1); "Display of the UN CD" (Article 2); "UN's participation"
(Article 3); "UN input/costs" (Article 4); "Operation
of the attraction" (Article 5); "Officials not to benefit"
(Article 6); "Training of staff" (Article 7); "International
communicators" (Article 8); "Insurance and liabilities
to third parties" (Article 9); "Copyright, patents and
other proprietary rights" (Article 10); "Use of name,
emblem or official seal of the United Nations" (Article
11); "Use of names or emblems of Worldco" (Article 12);
"Admission to the resort" (Article 13); "Settlement
of disputes" (Article 14); "Privileges and immunities"
(Article 15); "Notice" (Article 16); "Authority to modify"
(Article 17); "UN merchandise" (Article 18) and "Miscellaneous"
(Article 19, including a provision on "Indemnification"
8. An example of
modality (e) is the "UN/Standard Product and Services
Code" ("UN/SPSC"), a universal classification system
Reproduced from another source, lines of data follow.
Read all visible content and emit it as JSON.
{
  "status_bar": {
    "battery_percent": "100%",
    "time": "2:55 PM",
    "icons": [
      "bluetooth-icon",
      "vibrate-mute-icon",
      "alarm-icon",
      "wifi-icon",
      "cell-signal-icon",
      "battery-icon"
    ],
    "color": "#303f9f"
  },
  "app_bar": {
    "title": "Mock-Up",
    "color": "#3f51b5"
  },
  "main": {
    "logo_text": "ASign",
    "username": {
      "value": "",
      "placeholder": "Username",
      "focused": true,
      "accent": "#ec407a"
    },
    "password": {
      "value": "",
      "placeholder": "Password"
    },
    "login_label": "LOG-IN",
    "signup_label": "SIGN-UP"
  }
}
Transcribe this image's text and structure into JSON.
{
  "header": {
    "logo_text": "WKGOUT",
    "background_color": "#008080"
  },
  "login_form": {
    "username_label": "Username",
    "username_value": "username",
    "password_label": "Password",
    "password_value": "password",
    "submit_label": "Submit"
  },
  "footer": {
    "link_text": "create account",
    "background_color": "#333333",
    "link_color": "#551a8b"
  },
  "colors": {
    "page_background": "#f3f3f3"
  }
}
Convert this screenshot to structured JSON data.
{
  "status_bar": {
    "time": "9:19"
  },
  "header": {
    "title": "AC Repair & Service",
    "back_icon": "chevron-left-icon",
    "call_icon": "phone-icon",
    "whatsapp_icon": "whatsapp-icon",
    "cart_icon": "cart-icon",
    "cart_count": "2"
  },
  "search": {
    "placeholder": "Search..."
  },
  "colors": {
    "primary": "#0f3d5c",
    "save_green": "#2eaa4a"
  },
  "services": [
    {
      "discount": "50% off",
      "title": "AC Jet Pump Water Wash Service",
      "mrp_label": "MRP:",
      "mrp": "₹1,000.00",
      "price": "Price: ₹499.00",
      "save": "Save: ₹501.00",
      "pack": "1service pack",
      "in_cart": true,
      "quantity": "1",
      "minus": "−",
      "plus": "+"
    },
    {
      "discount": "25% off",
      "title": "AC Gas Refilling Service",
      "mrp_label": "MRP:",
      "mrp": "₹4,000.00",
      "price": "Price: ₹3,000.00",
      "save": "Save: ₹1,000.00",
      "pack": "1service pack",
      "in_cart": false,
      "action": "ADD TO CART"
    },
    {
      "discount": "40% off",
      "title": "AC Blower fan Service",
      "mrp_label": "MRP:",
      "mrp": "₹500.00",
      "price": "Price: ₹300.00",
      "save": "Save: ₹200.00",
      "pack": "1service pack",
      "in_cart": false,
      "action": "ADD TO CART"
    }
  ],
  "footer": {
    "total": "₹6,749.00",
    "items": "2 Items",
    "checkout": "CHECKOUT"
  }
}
for goods and services, which was developed jointly
by UNDP/IAPSO and Dun & Bradstreet or the NetAid
Project, which is designed to bring together the power
of the Internet, the global reach of television and
radio and the energy and impact of world-renowned artists
in the fight against world poverty, established by UNDP,
CISCO Systems, Inc., Net Aid Inc., Net Aid Foundation
UK Ltd. and Net Aid UK Ltd.]
 See Action 17 of the report of the
Secretary-General to the General Assembly on UN reform
(document A/51/950) Renewing the United Nations: A Programme
 Joint statements between the Secretary-General
and business representatives of the International Chamber
of Commerce as well as major speeches by the Secretary-General
and heads of UN organizations are posted on the UN/Business
 UN Secretariat and UN Funds and
Programmes, including UNICEF, UNFPA, UNDP, UNEP, UNCTAD
and Regional Commissions.
 See www.unglobalcompact.org
 As defined by ILO Convention 182:
Convention Concerning The Prohibition and Immediate
Action for the Elimination of the Worst Forms of Child
 For example, these entities
include the United Nations Associations, National Committees
for UNICEF and for UNDP.
 For example, the 50th Anniversary
of the UN, the International Year of Older Persons,
 The relationship agreement
between the UN and the United Nations Foundation, Inc.
dated 12 June 1998 consists of the following provisions:
"Purpose" (Article I); "Trust fund" (Article II); "Identification
of projects and activities to be funded" (Article III);
"Contributions by the Foundation" (Article IV); "Monitoring
and implementation: reporting requirements" (Article
V); "Fundraising" (Article VI); "Use of name and official
emblem of the United Nations" (Article VII); "Status
of parties" (Article VIII); "Review of arrangements"(
Article IX); "Resolution of disputes" (Article X); "Privileges
and immunities" (Article XI); "Terms of agreement" (Article
XII) and "Notices" (Article XIII).